Life changed at 15 when a school counselor approached her stepfather to request that Prosper Nirenberg, who was a good student, be allowed to finish the school year before heading for the fields. Soon after, she was able to get different summer jobs and a different home life, too. Following a moment of hesitation, Prosper Nirenberg confides that at 17 she was placed in foster care with a loving couple, Jonah and Pat Gray, who eventually adopted her when she was 23. She refers to the Grays as her “parents,” recalling how their home was a safe place to return to during her college years and crediting them for teaching her the importance of generosity and community service. Ties with her biological mother are strong again today, but at the time “she made some bad choices that affected my childhood,” says Prosper Nirenberg.

The Grays encouraged her to pursue higher education, and the determined young woman did so indeed, first at the University of Texas in Austin and later at the University of Pennsylvania’s Annenberg School of Communication in Philadelphia. While there, she was asked one day to help a prospective graduate student named Ron Nirenberg get acquainted with the school and campus. It was not love at first sight, at least not on her part. For one thing, she saw herself as an independent, career-focused person, and for another, his long curly hair was a turn-off. When the next semester started, Ron pursued her for several months before she agreed to go out with him. For her, he even cut his hair. “At that point, I have to say, he looked darn attractive,” she confesses with a youthful laugh.

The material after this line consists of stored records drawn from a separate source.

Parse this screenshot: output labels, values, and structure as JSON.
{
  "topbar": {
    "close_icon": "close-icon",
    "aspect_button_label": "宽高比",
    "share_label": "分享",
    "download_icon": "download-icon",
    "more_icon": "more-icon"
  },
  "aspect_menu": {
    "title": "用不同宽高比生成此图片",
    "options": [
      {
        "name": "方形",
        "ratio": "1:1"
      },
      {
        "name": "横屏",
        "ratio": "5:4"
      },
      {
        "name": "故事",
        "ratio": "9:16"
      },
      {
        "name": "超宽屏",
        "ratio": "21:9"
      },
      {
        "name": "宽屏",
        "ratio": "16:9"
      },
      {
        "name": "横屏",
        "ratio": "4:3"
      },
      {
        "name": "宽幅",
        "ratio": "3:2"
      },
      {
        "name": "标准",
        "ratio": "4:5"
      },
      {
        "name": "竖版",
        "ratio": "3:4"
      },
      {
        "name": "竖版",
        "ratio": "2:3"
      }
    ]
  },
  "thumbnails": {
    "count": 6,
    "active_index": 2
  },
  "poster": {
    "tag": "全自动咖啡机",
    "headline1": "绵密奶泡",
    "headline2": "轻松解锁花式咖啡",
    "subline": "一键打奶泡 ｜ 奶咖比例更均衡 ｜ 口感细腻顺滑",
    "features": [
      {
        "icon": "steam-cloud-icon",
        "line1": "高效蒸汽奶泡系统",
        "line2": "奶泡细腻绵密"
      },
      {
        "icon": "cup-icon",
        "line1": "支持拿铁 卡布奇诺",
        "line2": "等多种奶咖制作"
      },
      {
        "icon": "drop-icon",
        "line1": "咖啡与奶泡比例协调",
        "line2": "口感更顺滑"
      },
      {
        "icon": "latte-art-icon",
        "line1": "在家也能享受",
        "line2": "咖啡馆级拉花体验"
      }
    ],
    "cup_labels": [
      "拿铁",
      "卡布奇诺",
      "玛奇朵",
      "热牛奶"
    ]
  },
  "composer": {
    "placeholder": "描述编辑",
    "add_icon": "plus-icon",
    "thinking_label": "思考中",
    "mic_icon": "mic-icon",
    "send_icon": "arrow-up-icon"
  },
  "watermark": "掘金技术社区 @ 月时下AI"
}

It was her job with Lionel Sosa’s advertising agency that brought the couple to San Antonio in 2001. Subsequently, as driven as ever, Prosper Nirenberg became the director of strategic planning for Garcia 360 and later started her own research consulting firm, ColectivaMente Consulting, which also included Ron for a while. Though she never encouraged her husband to run for office, she always urged him “to do things that would make Jonah proud of his dad if someday he gets to read about them.” Still, it wasn’t hard to detect Nirenberg’s inclination to create community-wide connections as he did while running the Trinity University’s jazz station. To mark the station’s 10th anniversary, he organized the Year of Jazz, a year-long series of concerts made possible through a collaboration of KRTU and a range of arts and community organizations. He had also served as the head of their neighborhood’s homeowners association. So, there was no surprise when he asked her about the possibility of running for office. That was fine with her as long as he understood that she intended to continue on her own career path. On the campaign trail, Prosper Nirenberg and Jonah were present whenever Ron wanted them there. “I am bilingual, so I helped when needed. But, my priority was normalcy for Jonah during this time,” she said.

At home, the couple do not discuss mayoral business much. If he asks for her opinion on an issue, she will offer it, but generally, they keep “a Chinese wall” between private and public life. “I am always there to support him, but I never give him advice proactively. I want to be the loving wife when he needs me,” she said. The greater visibility has not pushed her to change her style and image. Comfortable clothes and Mexican dresses are her favorites, but she has made one concession: no more sweats and flip-flops in public.

So what does this very busy lady look forward to in 2018?
The rolling out of her entrepreneurial curriculum program for sure, and collaborating with other women who will soon be leading several local chambers of commerce. But then, there is her other initiative — a campaign to promote Latino leaders through all communication means SAHCC possesses. “I want our kids to learn to associate Hispanic people with the words ‘leader’/’leaders,’ not just with the words that have been used lately around them by others like criminals or trouble. Latinos are leaders and they are the future we need to let our community embrace and engage with those adjectives, instead,” she said.

By Jasmina Wellinghoff

Photography by David Teran